"I've been anonymous for 42 years, and I'm not looking for fame," Jamil says. "But it's time for me to step up."
Jamil has outlined big plans, including "an 11-city grassroots action initiative" wrapping up in Washington, D.C., with the Millions More Movement gathering.
In its initial form, however, the enterprise is not off to the smoothest of starts. Jamil's group, composed of his wife, one of his four brothers and a son, decided to go door-to-door the weekend before Hurricane Rita.
It did not go well. Even though it was in broad daylight, people in his southwest Houston neighborhood didn't like opening their doors to him and weren't receptive to the message of offenders' rights and the follow-up request for donations. "I learned a lot," he says. "You don't go knocking on doors of people whose houses have been broken into." There were some slammed doors, some very short conversations. "I've sold encyclopedias door-to-door and it was easier than this," he says.

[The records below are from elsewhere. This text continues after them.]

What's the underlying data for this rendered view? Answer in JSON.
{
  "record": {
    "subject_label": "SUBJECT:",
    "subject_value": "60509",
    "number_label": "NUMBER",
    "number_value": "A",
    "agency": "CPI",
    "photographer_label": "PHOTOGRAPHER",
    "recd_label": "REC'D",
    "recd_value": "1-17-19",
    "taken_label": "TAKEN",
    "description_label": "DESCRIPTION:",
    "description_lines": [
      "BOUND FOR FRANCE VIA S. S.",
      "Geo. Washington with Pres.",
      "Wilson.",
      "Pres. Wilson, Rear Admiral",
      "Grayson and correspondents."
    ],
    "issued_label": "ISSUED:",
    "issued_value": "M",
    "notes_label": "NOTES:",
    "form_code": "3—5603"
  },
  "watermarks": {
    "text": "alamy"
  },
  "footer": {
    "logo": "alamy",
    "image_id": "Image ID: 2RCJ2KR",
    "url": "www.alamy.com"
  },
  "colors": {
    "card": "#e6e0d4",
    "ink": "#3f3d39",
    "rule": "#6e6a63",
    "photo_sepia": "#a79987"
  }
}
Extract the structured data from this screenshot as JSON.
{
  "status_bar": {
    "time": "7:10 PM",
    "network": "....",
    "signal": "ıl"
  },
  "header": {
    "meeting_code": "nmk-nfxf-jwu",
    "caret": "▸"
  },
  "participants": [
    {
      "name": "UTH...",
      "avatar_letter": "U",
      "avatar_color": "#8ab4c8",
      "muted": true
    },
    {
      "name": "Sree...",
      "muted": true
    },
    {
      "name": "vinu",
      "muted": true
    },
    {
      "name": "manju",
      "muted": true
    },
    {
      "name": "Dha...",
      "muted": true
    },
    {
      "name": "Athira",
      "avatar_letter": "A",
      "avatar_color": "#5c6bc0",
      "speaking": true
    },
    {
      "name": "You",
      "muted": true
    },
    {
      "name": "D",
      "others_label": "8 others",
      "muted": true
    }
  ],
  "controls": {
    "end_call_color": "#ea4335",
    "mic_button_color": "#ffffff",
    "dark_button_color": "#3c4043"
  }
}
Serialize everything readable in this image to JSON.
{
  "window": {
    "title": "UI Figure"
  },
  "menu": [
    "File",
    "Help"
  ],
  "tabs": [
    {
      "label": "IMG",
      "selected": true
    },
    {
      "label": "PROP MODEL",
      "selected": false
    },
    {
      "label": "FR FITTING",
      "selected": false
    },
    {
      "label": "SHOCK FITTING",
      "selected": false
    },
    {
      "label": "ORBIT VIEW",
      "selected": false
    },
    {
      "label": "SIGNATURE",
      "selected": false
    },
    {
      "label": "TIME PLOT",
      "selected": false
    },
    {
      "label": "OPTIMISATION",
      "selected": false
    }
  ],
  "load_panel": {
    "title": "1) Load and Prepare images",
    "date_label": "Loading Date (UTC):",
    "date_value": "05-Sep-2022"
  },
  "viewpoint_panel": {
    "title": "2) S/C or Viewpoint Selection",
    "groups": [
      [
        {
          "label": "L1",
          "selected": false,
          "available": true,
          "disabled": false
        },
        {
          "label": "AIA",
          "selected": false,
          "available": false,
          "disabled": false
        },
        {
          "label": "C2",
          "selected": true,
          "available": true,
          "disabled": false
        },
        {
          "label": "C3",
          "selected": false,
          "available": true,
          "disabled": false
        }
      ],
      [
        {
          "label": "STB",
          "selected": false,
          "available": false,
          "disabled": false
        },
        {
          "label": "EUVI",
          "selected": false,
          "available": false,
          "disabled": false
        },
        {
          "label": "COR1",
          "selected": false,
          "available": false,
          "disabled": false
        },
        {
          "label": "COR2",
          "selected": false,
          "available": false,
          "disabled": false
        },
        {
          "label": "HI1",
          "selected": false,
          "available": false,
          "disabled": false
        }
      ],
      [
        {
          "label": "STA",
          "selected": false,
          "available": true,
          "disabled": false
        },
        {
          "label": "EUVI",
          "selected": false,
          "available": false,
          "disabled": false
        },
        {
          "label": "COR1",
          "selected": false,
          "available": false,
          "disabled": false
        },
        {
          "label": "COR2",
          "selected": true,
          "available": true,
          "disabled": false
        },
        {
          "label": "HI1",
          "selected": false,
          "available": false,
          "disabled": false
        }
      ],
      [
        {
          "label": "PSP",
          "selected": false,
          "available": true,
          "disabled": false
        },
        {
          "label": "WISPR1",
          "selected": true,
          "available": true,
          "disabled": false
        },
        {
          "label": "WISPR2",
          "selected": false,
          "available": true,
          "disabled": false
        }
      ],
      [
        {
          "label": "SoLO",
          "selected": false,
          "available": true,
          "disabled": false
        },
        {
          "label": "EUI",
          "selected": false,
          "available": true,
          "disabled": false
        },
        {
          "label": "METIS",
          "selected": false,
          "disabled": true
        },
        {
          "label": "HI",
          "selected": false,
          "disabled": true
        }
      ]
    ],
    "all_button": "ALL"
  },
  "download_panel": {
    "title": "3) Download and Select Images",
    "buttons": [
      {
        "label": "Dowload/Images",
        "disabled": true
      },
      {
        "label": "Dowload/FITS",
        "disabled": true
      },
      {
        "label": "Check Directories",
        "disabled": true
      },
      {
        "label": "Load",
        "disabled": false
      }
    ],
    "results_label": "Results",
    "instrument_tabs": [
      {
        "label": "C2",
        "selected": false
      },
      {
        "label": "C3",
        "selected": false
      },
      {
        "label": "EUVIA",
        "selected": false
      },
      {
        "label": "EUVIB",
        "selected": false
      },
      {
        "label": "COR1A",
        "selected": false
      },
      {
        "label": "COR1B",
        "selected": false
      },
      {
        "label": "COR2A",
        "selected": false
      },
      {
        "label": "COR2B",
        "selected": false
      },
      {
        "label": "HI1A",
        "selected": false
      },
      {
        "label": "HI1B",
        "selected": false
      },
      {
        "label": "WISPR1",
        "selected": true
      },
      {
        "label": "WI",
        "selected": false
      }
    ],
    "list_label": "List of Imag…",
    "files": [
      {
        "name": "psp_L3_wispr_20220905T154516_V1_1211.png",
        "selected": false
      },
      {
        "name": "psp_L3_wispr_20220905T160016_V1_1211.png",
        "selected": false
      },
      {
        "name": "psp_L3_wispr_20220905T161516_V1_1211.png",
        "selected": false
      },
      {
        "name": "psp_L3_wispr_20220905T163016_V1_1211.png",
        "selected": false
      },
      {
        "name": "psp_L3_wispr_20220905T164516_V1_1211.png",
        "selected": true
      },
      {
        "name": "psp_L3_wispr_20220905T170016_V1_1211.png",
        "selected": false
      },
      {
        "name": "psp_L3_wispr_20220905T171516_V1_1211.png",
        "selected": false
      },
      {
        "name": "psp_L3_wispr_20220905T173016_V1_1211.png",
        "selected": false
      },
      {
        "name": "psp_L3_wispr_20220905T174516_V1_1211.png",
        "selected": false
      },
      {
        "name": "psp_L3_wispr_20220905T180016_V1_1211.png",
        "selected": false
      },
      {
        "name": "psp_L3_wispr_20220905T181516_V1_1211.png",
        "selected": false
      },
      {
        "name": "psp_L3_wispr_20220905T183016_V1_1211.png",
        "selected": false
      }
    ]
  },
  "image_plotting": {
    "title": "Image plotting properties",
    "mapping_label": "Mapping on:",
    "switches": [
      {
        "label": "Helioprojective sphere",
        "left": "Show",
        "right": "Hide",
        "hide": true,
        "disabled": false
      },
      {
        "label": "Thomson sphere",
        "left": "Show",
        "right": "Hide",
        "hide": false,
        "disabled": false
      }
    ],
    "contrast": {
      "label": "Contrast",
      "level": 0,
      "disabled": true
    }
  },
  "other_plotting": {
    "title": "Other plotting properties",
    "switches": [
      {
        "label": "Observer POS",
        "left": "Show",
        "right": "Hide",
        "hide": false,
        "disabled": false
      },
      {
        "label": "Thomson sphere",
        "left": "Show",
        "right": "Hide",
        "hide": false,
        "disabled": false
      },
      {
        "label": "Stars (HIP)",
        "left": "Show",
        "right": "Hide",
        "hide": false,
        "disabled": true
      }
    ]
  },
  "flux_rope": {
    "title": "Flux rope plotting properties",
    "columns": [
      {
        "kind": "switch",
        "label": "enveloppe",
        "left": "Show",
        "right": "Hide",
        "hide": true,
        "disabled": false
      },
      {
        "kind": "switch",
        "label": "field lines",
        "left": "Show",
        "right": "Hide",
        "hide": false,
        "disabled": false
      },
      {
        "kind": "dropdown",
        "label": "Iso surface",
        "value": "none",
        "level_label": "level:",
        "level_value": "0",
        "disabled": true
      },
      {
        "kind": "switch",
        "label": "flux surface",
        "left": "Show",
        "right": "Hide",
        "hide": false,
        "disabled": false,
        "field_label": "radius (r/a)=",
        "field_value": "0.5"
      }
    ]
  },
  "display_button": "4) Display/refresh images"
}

"My mission stays the same. My method is evolving," he says, sitting on the couch in his living room. It's four days till move-out. His wife sits beside him; the kids are upstairs and their cousins are visiting.
He's decided another approach is needed. He's printed up flyers calling for an "Action Meeting! Criminal Conviction holding you back?"
His organization, the Redeemed Restored Citizens of America (RRCA), will be gathering at the Community of Faith Church, 1023 Pinemont, in far north Houston, where his brother (who is also a Wal-Mart manager) is a minister.
This way, Jamil explains, he could count on an audience sympathetic to his cause. If he distributes 5,000 flyers, he figures he'll get 100 to 200 people there, and if they each donate $10 to $20 to the cause, he'll be able to buy a laptop and maybe a camera to document how people's lives are being ruined.
The meeting will be on October 8. Even losing his home, he's trying to hold on to the telephone number there. It's the one listed on the flyer.
His mom calls all the time. She wants him to quit the crusade, certain that calling attention to himself will just get her son hurt. She wants them to put the kids back in public school so his wife can go to work. She seems certain that heartbreak is ahead.
Jamil remains resolute. He wants to know what the country is going to do with all its convicted felons. A large number of them are in their twenties. What are they supposed to do for the rest of their lives if they're barred from jobs and housing? Does this mean their families can live in only the worst neighborhoods?
And people think this is a black thing, he says. It's not; referring to the Bureau of Justice Statistics, he points out there are more incarcerated whites than blacks. "We've got to put a face on this. We have to show families, children."
He is optimistic that the American people will see that continuing to punish someone and his family for something he did ten or 20 years ago, with no continuing criminal behavior since then, is unfair. If the courts order people into counseling, then why doesn't any accompanying better behavior come with improved privileges, he asks.
In May, Bill Cosby came to Texas Southern University to deliver his speech on how black families need to emphasize education more. During that event, a full scholarship was offered to a student from Houston Community College, an ex-con who'd righted his life. Jamil refers to that to make his point. Yes, it was an emotional high point, and yes, it's great that guy will get a free education, he says. But will he be able to find a job with his record?
At the last minute, Jamil's plans to become homeless change. They're moving in with his brother the minister. Over the weekend Jamil donates blood twice, looking for gas money to keep going.
Jamil has decided to tell people right off that he's a convicted child molester. It's a power thing, he explains. Once you've said that, people don't have any leverage over you. You've said the worst yourself.
The question is: What are they going to say next?